TASK PROMPT – Show every line in the records below that contains the word "structured".

DATA FOR THE TASK –
Content starts
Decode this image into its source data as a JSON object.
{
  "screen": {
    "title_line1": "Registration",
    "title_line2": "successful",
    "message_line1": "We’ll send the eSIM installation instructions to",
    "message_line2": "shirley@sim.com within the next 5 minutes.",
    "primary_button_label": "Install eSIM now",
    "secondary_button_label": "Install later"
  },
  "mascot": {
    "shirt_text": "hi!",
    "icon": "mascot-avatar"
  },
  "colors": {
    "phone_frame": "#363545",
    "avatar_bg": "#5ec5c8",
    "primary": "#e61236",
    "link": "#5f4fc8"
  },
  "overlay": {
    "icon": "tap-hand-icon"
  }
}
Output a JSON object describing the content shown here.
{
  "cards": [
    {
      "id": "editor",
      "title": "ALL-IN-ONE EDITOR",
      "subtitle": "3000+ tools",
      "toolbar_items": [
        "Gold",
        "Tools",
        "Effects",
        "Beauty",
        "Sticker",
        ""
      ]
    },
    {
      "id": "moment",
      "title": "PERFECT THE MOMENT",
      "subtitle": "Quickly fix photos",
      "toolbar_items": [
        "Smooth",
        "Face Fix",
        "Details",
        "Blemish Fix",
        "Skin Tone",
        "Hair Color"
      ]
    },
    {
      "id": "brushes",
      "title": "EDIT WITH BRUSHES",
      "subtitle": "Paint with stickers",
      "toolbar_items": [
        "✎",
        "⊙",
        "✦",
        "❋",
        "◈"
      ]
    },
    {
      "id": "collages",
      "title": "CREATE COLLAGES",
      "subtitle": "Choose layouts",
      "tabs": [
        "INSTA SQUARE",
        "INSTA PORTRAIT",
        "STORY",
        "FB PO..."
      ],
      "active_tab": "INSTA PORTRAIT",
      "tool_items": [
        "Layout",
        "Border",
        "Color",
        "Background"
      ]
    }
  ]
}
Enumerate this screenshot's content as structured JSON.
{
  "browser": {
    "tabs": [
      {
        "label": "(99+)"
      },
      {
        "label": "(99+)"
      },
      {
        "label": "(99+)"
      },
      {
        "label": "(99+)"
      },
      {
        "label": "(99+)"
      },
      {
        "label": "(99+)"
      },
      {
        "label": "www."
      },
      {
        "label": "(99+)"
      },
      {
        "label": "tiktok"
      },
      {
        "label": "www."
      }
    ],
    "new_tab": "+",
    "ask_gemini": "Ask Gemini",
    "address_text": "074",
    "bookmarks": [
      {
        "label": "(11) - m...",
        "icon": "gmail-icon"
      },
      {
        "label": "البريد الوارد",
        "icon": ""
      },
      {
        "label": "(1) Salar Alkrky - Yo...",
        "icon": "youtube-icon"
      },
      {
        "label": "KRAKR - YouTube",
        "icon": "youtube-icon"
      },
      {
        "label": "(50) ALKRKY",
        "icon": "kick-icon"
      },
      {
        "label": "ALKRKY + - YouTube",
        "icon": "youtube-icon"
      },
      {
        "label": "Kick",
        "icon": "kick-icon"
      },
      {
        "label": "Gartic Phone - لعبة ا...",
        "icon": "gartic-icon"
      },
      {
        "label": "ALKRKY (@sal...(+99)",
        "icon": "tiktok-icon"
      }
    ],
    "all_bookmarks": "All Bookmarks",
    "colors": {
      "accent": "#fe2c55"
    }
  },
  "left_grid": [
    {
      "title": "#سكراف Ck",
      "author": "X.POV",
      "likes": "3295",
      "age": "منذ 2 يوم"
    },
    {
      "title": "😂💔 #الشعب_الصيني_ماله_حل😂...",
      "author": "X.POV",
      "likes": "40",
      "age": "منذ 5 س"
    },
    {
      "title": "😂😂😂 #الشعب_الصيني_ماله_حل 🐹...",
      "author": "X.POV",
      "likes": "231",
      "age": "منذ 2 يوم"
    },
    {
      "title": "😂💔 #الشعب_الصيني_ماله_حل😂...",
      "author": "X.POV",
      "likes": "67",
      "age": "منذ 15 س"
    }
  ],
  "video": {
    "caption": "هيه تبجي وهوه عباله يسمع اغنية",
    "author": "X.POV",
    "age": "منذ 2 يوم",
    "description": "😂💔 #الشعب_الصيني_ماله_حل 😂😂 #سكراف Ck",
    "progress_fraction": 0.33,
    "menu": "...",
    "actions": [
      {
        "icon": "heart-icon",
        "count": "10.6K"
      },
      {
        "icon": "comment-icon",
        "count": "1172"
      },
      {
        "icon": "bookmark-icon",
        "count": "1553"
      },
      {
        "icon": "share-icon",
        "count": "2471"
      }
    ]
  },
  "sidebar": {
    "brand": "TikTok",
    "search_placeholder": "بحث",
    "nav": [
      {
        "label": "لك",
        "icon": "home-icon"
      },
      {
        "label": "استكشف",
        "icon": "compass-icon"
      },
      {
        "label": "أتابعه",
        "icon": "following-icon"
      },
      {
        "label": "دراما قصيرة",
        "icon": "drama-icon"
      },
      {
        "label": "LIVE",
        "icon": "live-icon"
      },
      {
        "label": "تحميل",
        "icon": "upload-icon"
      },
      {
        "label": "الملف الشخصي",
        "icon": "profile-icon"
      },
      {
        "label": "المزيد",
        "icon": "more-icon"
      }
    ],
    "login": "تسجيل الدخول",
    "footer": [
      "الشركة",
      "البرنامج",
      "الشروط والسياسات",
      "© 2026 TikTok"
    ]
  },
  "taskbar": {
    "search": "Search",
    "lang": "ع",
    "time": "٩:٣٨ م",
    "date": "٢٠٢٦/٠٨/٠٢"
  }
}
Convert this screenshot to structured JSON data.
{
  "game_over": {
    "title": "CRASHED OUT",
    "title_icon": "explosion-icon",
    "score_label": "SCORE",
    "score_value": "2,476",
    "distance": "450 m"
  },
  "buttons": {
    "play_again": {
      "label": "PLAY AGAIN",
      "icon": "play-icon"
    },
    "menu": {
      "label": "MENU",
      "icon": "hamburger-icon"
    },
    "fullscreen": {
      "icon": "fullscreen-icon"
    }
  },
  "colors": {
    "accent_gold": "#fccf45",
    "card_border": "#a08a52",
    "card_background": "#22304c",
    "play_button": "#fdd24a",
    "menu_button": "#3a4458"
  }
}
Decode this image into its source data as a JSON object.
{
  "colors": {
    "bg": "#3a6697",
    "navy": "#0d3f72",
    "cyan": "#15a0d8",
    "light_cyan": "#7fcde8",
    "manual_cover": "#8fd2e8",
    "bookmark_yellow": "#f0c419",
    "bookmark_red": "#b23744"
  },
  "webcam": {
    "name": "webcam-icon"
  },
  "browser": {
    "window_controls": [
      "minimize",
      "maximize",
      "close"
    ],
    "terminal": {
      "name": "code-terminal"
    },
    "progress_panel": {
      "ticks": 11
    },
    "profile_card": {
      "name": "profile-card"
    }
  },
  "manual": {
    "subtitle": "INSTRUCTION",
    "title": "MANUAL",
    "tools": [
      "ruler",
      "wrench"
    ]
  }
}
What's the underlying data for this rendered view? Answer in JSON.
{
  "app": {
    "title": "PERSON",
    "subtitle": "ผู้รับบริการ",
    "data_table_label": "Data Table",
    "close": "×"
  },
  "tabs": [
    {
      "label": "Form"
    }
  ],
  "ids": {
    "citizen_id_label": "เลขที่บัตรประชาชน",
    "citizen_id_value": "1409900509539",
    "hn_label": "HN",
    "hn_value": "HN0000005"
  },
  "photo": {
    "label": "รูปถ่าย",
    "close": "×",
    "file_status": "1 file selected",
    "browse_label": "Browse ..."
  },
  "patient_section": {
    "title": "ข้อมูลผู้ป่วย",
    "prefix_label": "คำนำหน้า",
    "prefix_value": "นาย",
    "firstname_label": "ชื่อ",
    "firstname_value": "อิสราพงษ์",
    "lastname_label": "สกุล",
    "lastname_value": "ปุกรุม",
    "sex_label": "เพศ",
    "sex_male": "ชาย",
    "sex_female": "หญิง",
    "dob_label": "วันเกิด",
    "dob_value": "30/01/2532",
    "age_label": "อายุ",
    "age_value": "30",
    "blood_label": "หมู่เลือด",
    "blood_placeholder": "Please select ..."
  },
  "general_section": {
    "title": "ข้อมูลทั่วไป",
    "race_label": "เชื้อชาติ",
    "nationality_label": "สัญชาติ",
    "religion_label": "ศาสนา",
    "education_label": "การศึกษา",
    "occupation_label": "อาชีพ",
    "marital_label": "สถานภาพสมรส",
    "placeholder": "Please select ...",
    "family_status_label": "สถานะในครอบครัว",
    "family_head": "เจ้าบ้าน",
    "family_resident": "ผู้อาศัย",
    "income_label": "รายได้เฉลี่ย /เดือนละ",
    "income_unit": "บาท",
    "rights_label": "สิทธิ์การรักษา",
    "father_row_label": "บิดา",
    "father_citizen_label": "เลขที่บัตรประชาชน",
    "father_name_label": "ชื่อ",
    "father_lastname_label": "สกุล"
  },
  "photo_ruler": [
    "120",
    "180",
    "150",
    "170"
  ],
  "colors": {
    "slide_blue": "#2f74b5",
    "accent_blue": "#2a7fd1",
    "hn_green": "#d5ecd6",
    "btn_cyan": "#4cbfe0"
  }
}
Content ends
WRITTEN RESPONSE –
Enumerate this screenshot's content as structured JSON.
Convert this screenshot to structured JSON data.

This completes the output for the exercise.